Task objective
Your answer should hold exactly the lines from the one with "Output a JSON" through the final line of the data below, reproduced as written.

(Page and application data records)
= = = = = = =
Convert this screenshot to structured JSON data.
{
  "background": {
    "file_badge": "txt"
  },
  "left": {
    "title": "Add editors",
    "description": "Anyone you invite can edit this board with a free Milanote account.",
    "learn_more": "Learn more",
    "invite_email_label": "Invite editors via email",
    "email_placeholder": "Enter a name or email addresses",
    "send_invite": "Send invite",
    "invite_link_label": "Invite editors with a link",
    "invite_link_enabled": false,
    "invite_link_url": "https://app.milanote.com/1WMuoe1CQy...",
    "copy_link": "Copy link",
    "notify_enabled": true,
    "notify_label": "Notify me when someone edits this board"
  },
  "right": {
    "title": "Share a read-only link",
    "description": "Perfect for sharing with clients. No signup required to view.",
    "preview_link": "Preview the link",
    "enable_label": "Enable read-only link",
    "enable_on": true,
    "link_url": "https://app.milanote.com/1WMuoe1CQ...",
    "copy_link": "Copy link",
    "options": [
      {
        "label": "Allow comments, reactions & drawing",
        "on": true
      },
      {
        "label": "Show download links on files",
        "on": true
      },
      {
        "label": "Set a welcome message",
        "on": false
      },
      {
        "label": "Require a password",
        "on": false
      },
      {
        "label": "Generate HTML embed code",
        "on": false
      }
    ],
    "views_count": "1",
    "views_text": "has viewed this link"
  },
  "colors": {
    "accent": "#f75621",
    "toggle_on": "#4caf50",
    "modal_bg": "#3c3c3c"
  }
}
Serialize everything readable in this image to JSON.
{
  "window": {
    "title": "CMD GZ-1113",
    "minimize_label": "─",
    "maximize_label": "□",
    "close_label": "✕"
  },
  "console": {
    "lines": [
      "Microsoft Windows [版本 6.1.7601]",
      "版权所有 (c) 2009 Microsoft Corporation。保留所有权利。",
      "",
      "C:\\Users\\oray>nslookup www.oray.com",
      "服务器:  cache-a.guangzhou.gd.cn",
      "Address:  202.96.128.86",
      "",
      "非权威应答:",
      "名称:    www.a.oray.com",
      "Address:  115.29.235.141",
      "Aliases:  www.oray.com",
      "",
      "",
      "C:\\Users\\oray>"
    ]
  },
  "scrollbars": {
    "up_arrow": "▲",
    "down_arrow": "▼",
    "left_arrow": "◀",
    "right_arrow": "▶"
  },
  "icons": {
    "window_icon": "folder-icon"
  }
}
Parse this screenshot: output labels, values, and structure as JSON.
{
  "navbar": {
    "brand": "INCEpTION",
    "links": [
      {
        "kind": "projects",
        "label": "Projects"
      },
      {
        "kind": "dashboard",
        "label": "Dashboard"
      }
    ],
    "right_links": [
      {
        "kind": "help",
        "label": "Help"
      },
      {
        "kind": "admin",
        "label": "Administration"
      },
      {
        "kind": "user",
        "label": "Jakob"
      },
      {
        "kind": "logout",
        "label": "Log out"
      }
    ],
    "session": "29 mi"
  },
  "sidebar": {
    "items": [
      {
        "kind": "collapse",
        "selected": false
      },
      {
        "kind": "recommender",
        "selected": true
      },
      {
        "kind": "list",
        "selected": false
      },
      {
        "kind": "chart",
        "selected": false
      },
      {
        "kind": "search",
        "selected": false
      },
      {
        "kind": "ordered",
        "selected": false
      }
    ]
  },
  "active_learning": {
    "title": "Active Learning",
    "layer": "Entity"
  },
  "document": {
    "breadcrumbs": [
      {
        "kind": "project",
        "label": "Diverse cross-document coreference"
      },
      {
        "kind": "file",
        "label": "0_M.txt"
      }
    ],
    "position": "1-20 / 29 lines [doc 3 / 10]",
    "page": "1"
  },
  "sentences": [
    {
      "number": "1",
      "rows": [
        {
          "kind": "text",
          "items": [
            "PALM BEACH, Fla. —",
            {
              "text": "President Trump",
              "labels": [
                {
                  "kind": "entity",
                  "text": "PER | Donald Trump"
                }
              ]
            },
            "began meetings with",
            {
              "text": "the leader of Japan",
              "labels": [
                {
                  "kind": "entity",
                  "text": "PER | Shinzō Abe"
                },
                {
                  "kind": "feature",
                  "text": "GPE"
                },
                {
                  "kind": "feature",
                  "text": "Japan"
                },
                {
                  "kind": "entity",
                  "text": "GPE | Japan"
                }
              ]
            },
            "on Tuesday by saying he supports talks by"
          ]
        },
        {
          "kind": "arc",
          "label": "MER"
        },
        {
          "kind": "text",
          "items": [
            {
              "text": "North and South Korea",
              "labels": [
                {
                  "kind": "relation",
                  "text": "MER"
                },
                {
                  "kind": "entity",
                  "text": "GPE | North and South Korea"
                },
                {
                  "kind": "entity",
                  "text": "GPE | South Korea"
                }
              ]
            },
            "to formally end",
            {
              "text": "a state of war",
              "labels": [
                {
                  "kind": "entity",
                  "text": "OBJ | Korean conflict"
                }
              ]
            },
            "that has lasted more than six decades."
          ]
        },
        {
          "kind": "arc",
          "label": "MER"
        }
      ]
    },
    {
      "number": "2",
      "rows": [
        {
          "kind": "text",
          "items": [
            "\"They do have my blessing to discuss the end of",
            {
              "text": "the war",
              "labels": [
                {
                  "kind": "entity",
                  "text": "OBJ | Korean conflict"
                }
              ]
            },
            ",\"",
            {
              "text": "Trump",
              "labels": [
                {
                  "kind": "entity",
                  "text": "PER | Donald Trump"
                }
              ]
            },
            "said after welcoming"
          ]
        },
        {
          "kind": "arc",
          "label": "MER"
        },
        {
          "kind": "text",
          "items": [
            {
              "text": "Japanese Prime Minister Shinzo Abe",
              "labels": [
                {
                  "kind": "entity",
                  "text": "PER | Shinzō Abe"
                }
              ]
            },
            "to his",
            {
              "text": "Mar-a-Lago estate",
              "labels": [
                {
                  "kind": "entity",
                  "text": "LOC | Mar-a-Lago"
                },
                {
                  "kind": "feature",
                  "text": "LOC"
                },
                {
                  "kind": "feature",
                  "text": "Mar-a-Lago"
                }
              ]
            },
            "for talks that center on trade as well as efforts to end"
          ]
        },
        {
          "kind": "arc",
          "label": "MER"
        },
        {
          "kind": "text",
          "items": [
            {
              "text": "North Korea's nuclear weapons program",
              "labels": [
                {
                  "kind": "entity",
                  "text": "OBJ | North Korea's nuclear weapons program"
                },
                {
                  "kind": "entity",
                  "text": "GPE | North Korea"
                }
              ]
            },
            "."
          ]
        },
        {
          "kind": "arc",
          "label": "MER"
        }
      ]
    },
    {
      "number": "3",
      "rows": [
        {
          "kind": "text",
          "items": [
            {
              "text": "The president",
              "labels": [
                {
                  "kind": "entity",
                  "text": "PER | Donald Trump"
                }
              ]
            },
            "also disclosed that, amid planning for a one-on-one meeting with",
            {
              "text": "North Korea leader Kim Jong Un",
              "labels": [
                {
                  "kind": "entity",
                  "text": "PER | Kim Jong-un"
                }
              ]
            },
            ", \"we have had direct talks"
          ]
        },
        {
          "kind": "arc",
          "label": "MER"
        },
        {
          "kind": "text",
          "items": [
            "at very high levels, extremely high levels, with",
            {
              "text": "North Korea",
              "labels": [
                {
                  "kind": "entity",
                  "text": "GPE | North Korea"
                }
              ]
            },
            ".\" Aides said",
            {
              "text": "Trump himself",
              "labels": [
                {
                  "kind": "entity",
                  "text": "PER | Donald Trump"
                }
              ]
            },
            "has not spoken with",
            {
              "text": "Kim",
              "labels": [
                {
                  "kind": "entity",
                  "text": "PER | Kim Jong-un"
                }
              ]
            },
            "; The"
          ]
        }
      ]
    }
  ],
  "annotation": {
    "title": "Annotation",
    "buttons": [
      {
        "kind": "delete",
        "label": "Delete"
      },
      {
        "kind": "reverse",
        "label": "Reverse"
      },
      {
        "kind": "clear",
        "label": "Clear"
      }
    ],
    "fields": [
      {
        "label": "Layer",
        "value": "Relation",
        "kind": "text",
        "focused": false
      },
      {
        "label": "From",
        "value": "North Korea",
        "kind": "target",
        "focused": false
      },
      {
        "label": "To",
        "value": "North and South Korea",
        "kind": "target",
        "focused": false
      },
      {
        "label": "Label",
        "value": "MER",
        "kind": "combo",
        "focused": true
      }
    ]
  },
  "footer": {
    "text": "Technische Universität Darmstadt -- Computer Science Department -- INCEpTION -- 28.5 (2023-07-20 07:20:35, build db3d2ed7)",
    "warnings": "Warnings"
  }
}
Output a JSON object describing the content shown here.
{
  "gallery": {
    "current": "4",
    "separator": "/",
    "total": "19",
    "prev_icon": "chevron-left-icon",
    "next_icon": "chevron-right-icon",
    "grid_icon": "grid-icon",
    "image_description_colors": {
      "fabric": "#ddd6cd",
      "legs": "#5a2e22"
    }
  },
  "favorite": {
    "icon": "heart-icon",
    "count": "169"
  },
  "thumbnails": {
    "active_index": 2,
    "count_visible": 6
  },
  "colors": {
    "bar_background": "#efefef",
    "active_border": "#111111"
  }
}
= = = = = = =
Task answer
Output a JSON object describing the content shown here.
{
  "gallery": {
    "current": "4",
    "separator": "/",
    "total": "19",
    "prev_icon": "chevron-left-icon",
    "next_icon": "chevron-right-icon",
    "grid_icon": "grid-icon",
    "image_description_colors": {
      "fabric": "#ddd6cd",
      "legs": "#5a2e22"
    }
  },
  "favorite": {
    "icon": "heart-icon",
    "count": "169"
  },
  "thumbnails": {
    "active_index": 2,
    "count_visible": 6
  },
  "colors": {
    "bar_background": "#efefef",
    "active_border": "#111111"
  }
}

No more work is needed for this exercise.